Maintaining a website or blog means you have to set goals from time to time. Whether it's goals with the amount of traffic you are - or are not - receiving, goals with the amount of content you provide, or even goals with the amount of goals you want to achieve, having goals for your site can mean growth for you.

Not surprisingly, webmasters tend to make goals for their website or blogs that are very similar. But what is surprising is that a lot of the goals webmasters tend to make aren't beneficial to them or their sites. So, to help you in your site goal process: here are three goals webmasters make, and why you should not make them yourself.

Get a specific number of visitors/subscribers.

Setting a goal to get a set number of visitors or subscribers isn't necessarily a horrible goal to make, but it does have a problem: you don't have much control over the outcome.

Sure, you can do everything in your power to get people to visit your website, but ultimately the amount of people who visit your website or subscribe to your blog is not up to you, and there is not much you can do about it.

Instead of setting a goal based on other people and variables that are out of your control, focus on a goal that you CAN control; like getting a certain amount of links (you can actively search out and get links to your site easily), or spending a certain amount of advertising dollars.

Don't set goals that you can't completely control the outcome of, you'll end up wasting more time and resources than if you set a goal that you can take complete action on.

Post new content every [insert random number] days.

Trying to get a specific number of site visitors or feed subscribers is slightly out of your control, so picking a goal that is more of a direct result of your actions is a must; unfortunately, setting a goal to put up a set amount of new content per [number].

It's great that you want to have new content on a scheduled basis, but setting such requirements for yourself can dramatically decrease the value of the content you are providing.

What happens if you wake up one morning and are too busy to write up some great and valuable content? What if there is a personal emergency and you never get around to perusing your content goal?

Setting a goal for when to add new content - as well as how much to add - is setting yourself up for failure, and definitely de-valuing your website or blog.

Instead, set a broader goal that won't hinder your creativity, and that won't restrict you to avoiding personal issues. Setting a goal like "Have 100 articles online within four months" is broad enough to give you creative space, but still requires you to put effort into it.

Set [blank number] goals.

Regardless of the number and types of goals you may - or may not - have already been setting for your site, they won't mean anything if they aren't for your growth.

A lot of webmasters set goals and then get discouraged when they don't achieve those goals, so they make another goal to set more goals and reach them. Then, when they don't reach their new goals, the webmasters will either set even more unachievable goals, or give up on their website altogether.

You are not suppose to be creating goals that will be the fuel behind your site or marketing efforts; instead, you should be creating goals at times that you see fit. If you are not seeing much traffic coming into your blog, set a goal to buy more advertising and try to influence more traffic.

Ultimately settings goals for your website or blog are for YOU, nobody else and for no other reason.

Goals should be set with growth in mind - and not just in a traffic kind of way.

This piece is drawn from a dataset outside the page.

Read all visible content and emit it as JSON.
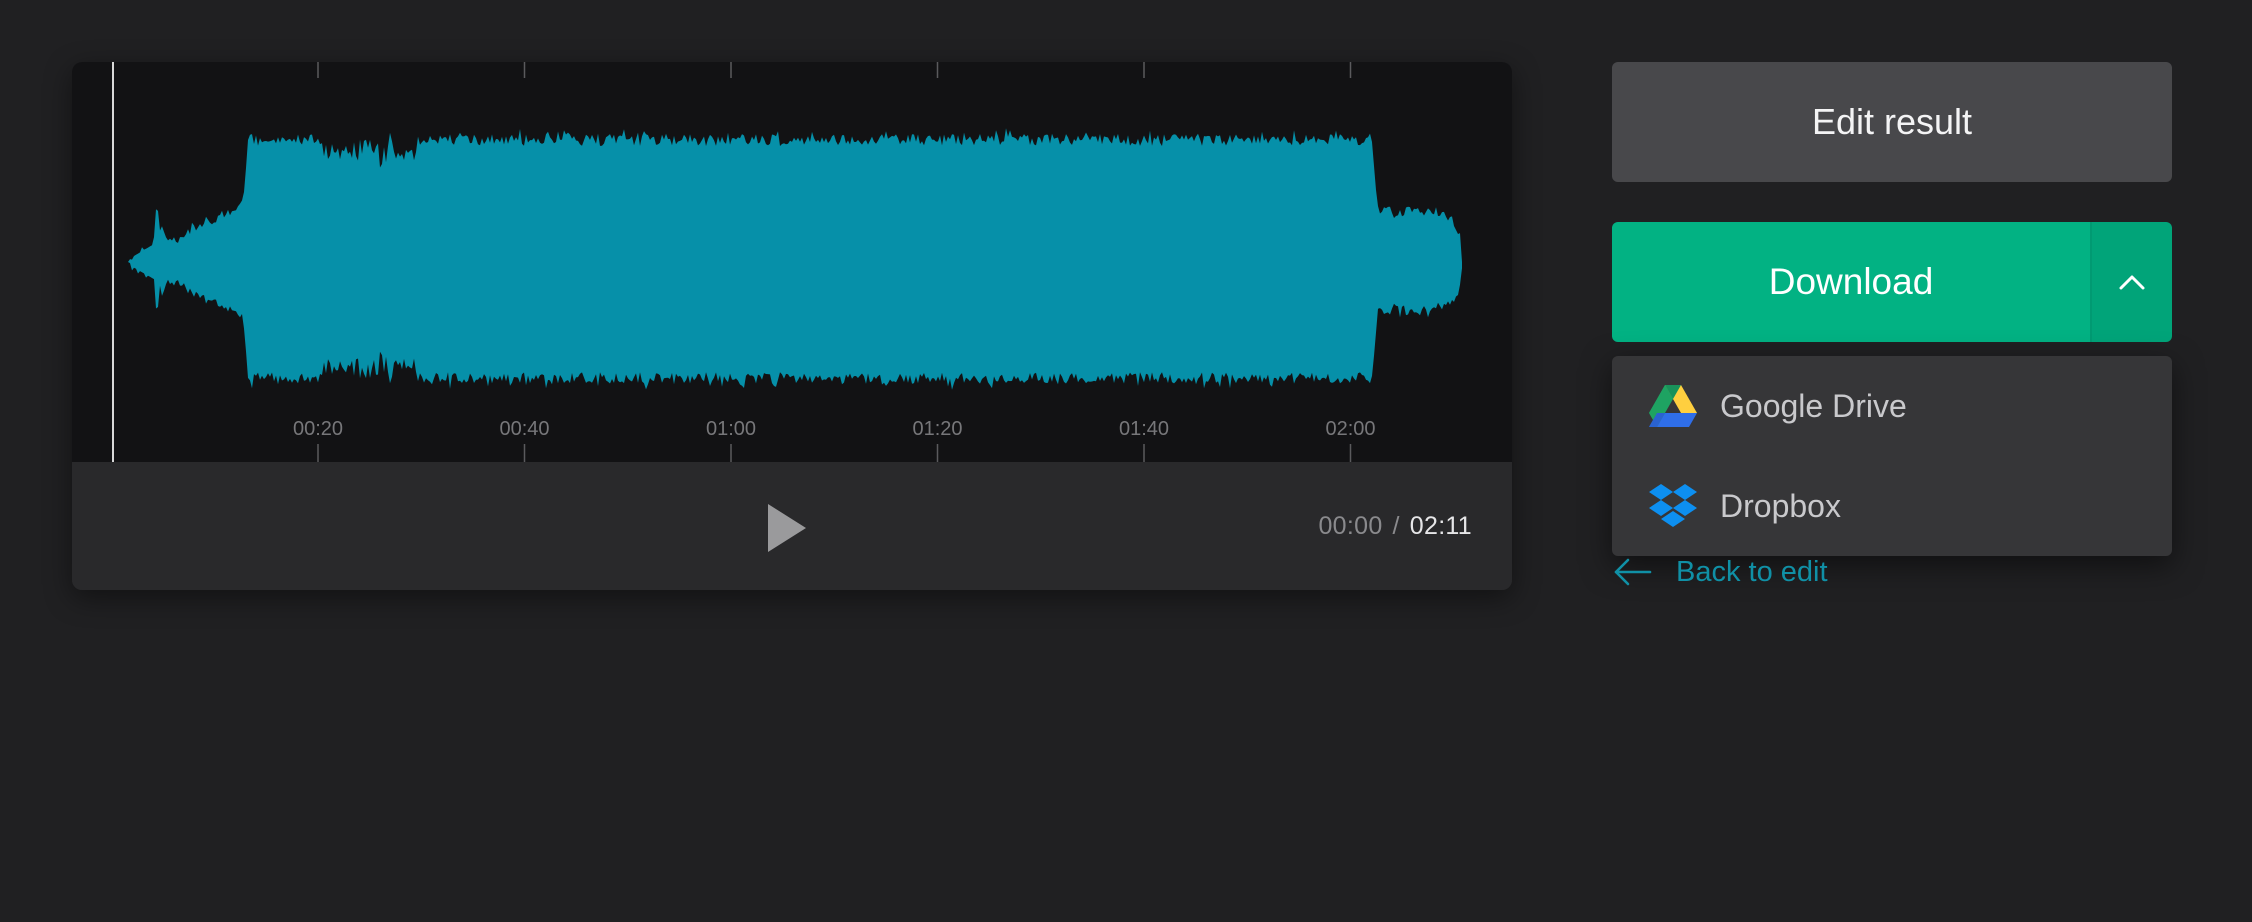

You should be able to learn what makes your website great, and what doesn't work. You should be focusing on ways that YOU can learn to be a better webmaster or provide better content, not what you can do to make yourself temporarily happy.